## WHAT THIS TASK INVOLVES
Report how many lines in the entries below hold the word "screenshot". Your answer is that number alone.
----- ENTRIES PROVIDED -----
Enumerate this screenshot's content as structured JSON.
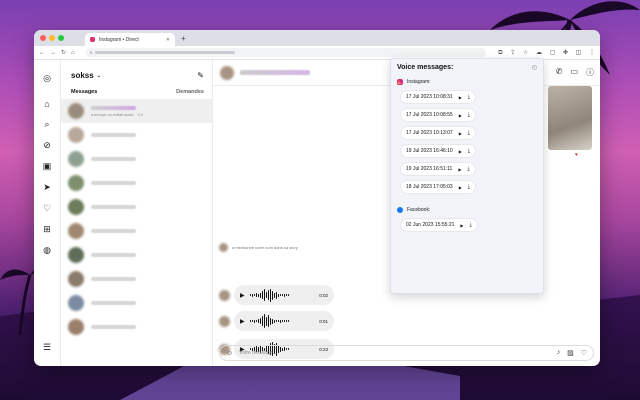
{
  "browser": {
    "tab_title": "Instagram • Direct",
    "new_tab": "+",
    "traffic_colors": [
      "#ff5f57",
      "#febc2e",
      "#28c840"
    ]
  },
  "icons": {
    "back": "←",
    "forward": "→",
    "reload": "↻",
    "home": "⌂",
    "rail": [
      "instagram-icon",
      "home-icon",
      "search-icon",
      "explore-icon",
      "reels-icon",
      "messages-icon",
      "heart-icon",
      "create-icon",
      "threads-icon"
    ]
  },
  "sidebar": {
    "username": "sokss",
    "messages_label": "Messages",
    "requests_label": "Demandes",
    "selected_preview": "a envoyé un extrait audio. · 2 h"
  },
  "chat": {
    "story_reply": "a mentionné votre nom dans sa story",
    "voice_messages": [
      {
        "duration": "0:02"
      },
      {
        "duration": "0:01"
      },
      {
        "duration": "0:23"
      }
    ],
    "composer_placeholder": "Votre message..."
  },
  "popup": {
    "title": "Voice messages:",
    "instagram_label": "Instagram:",
    "facebook_label": "Facebook:",
    "instagram_items": [
      "17 Jul 2023 10:08:31",
      "17 Jul 2023 10:08:55",
      "17 Jul 2023 10:13:07",
      "19 Jul 2023 16:46:10",
      "19 Jul 2023 16:51:11",
      "18 Jul 2023 17:05:03"
    ],
    "facebook_items": [
      "02 Jun 2023 15:55:21"
    ]
  },
  "colors": {
    "instagram_brand": "#e1306c",
    "facebook_brand": "#1877f2",
    "like_heart": "#e02a3b"
  }
}
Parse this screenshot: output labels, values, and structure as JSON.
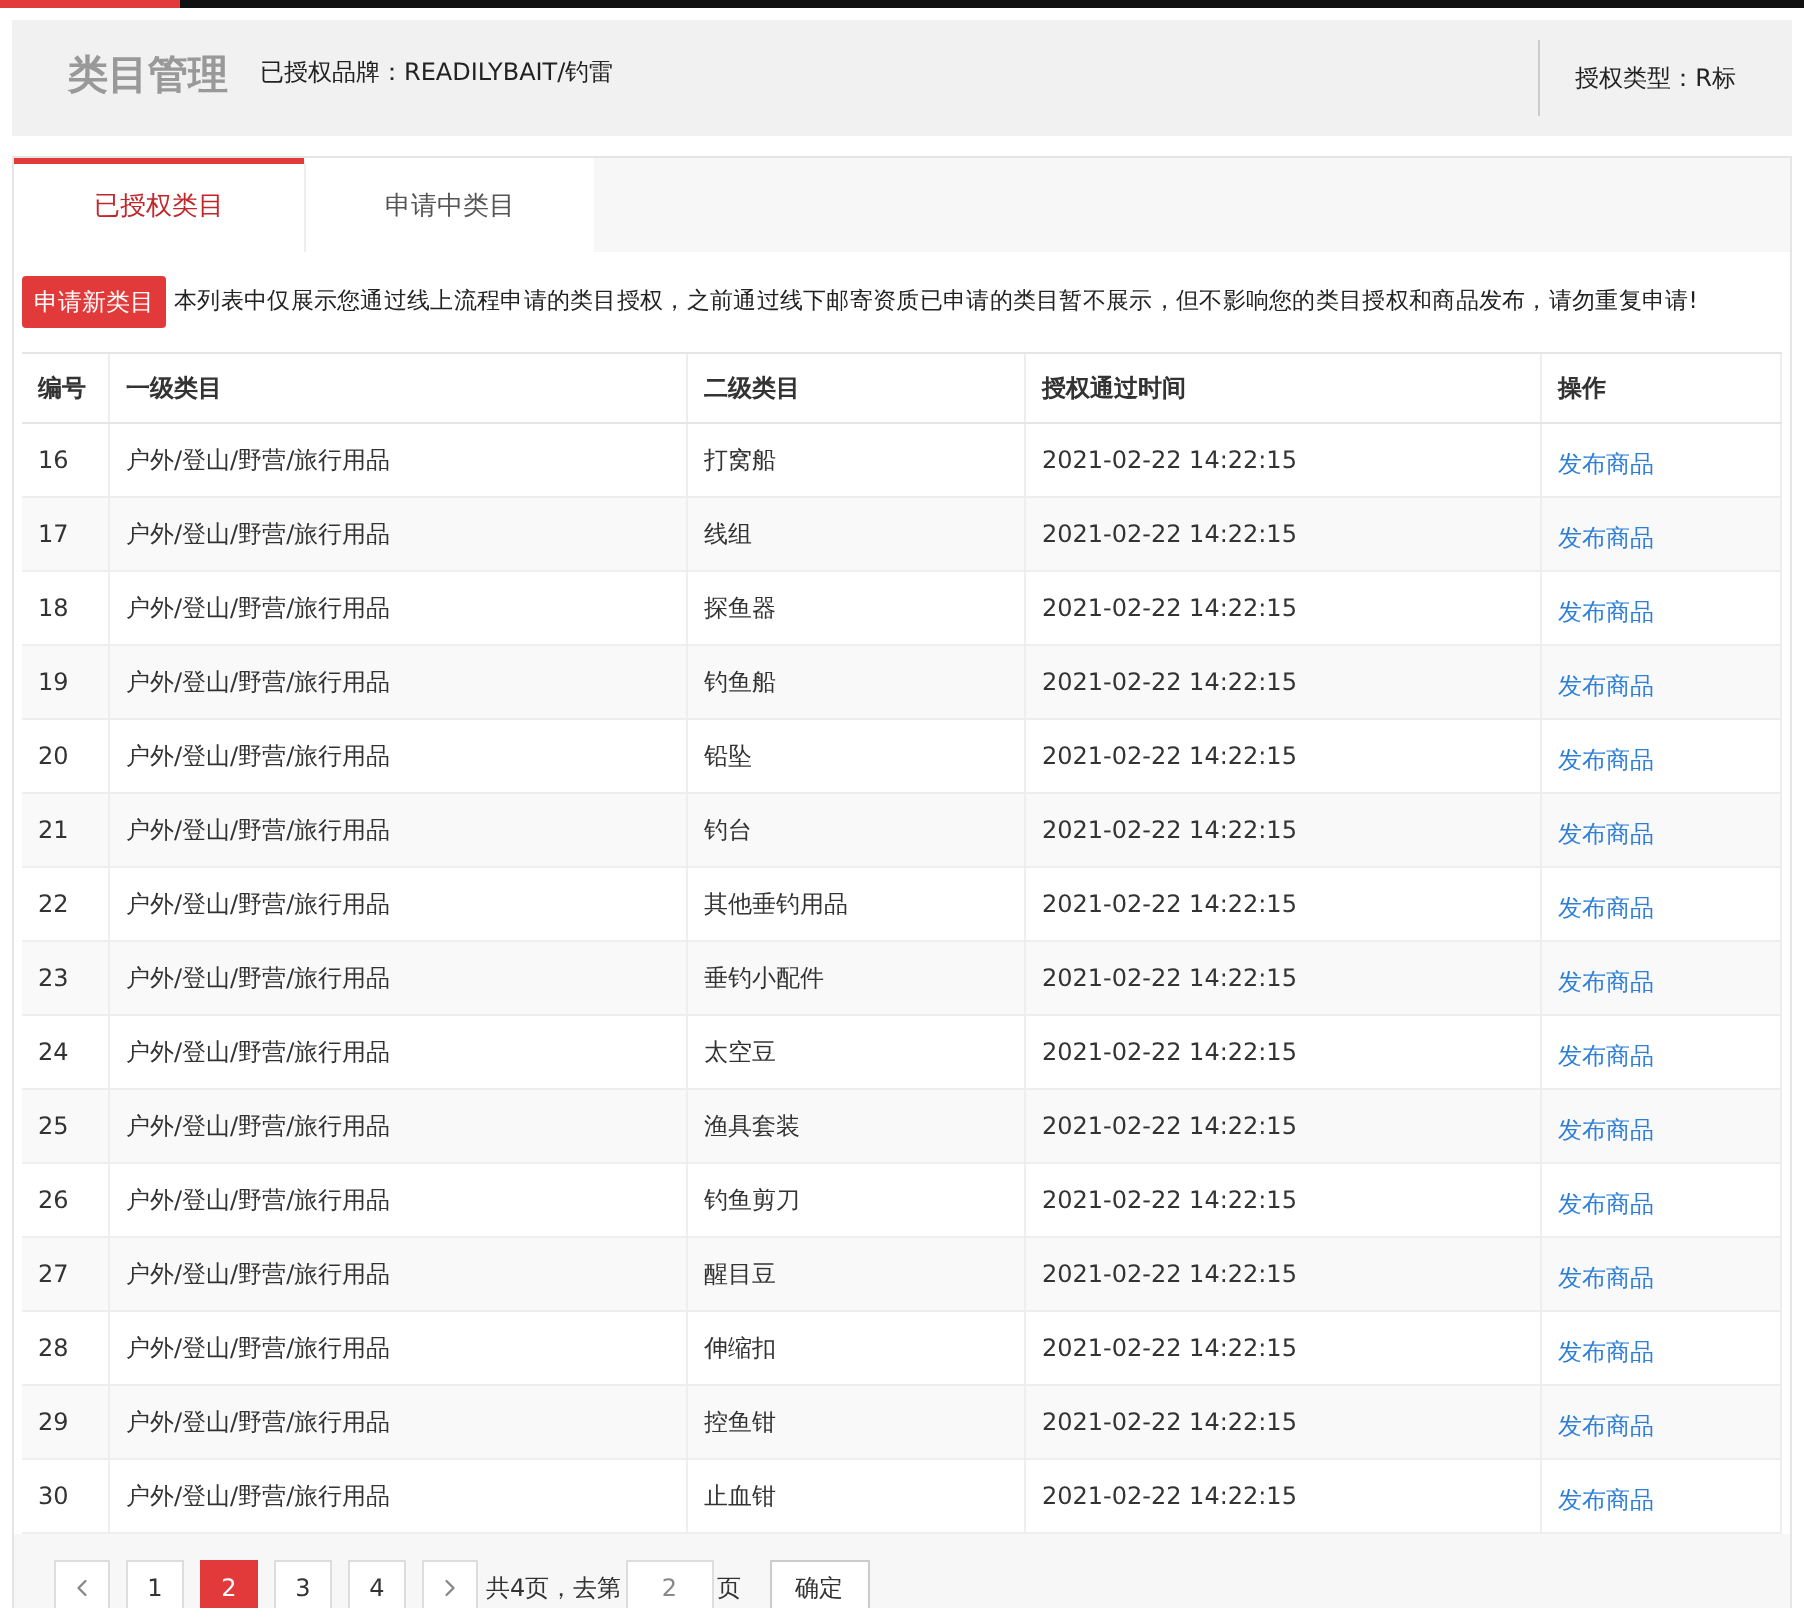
{
  "header": {
    "title": "类目管理",
    "brand": "已授权品牌：READILYBAIT/钓雷",
    "auth_type": "授权类型：R标"
  },
  "tabs": [
    {
      "label": "已授权类目",
      "selected": true
    },
    {
      "label": "申请中类目",
      "selected": false
    }
  ],
  "apply_button": "申请新类目",
  "notice": "本列表中仅展示您通过线上流程申请的类目授权，之前通过线下邮寄资质已申请的类目暂不展示，但不影响您的类目授权和商品发布，请勿重复申请!",
  "table": {
    "columns": [
      "编号",
      "一级类目",
      "二级类目",
      "授权通过时间",
      "操作"
    ],
    "rows": [
      [
        "16",
        "户外/登山/野营/旅行用品",
        "打窝船",
        "2021-02-22 14:22:15",
        "发布商品"
      ],
      [
        "17",
        "户外/登山/野营/旅行用品",
        "线组",
        "2021-02-22 14:22:15",
        "发布商品"
      ],
      [
        "18",
        "户外/登山/野营/旅行用品",
        "探鱼器",
        "2021-02-22 14:22:15",
        "发布商品"
      ],
      [
        "19",
        "户外/登山/野营/旅行用品",
        "钓鱼船",
        "2021-02-22 14:22:15",
        "发布商品"
      ],
      [
        "20",
        "户外/登山/野营/旅行用品",
        "铅坠",
        "2021-02-22 14:22:15",
        "发布商品"
      ],
      [
        "21",
        "户外/登山/野营/旅行用品",
        "钓台",
        "2021-02-22 14:22:15",
        "发布商品"
      ],
      [
        "22",
        "户外/登山/野营/旅行用品",
        "其他垂钓用品",
        "2021-02-22 14:22:15",
        "发布商品"
      ],
      [
        "23",
        "户外/登山/野营/旅行用品",
        "垂钓小配件",
        "2021-02-22 14:22:15",
        "发布商品"
      ],
      [
        "24",
        "户外/登山/野营/旅行用品",
        "太空豆",
        "2021-02-22 14:22:15",
        "发布商品"
      ],
      [
        "25",
        "户外/登山/野营/旅行用品",
        "渔具套装",
        "2021-02-22 14:22:15",
        "发布商品"
      ],
      [
        "26",
        "户外/登山/野营/旅行用品",
        "钓鱼剪刀",
        "2021-02-22 14:22:15",
        "发布商品"
      ],
      [
        "27",
        "户外/登山/野营/旅行用品",
        "醒目豆",
        "2021-02-22 14:22:15",
        "发布商品"
      ],
      [
        "28",
        "户外/登山/野营/旅行用品",
        "伸缩扣",
        "2021-02-22 14:22:15",
        "发布商品"
      ],
      [
        "29",
        "户外/登山/野营/旅行用品",
        "控鱼钳",
        "2021-02-22 14:22:15",
        "发布商品"
      ],
      [
        "30",
        "户外/登山/野营/旅行用品",
        "止血钳",
        "2021-02-22 14:22:15",
        "发布商品"
      ]
    ]
  },
  "pagination": {
    "pages": [
      {
        "label": "1",
        "selected": false
      },
      {
        "label": "2",
        "selected": true
      },
      {
        "label": "3",
        "selected": false
      },
      {
        "label": "4",
        "selected": false
      }
    ],
    "total_text": "共4页，去第",
    "page_input": "2",
    "page_suffix": "页",
    "confirm": "确定"
  }
}
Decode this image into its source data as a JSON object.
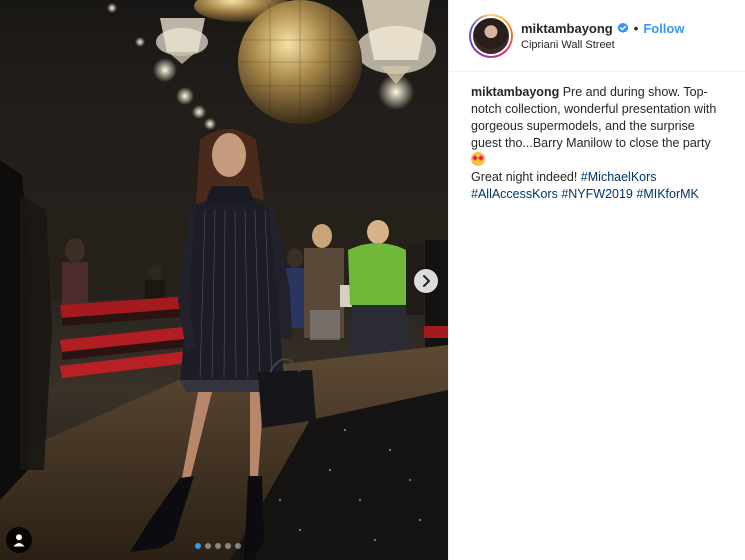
{
  "post": {
    "username": "miktambayong",
    "location": "Cipriani Wall Street",
    "follow_label": "Follow",
    "separator": "•",
    "verified_icon": "verified-badge-icon",
    "caption": {
      "username": "miktambayong",
      "text_line1": " Pre and during show. Top-notch collection, wonderful presentation with gorgeous supermodels, and the surprise guest tho...Barry Manilow to close the party ",
      "emoji": "heart-eyes-emoji",
      "text_line2": "Great night indeed! ",
      "hashtags": [
        "#MichaelKors",
        "#AllAccessKors",
        "#NYFW2019",
        "#MIKforMK"
      ]
    }
  },
  "carousel": {
    "slide_count": 5,
    "active_index": 0,
    "next_icon": "chevron-right-icon",
    "tag_icon": "user-tag-icon"
  },
  "colors": {
    "accent": "#3897f0",
    "hashtag": "#003569",
    "text": "#262626"
  }
}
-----
## EXERCISE RESULT
2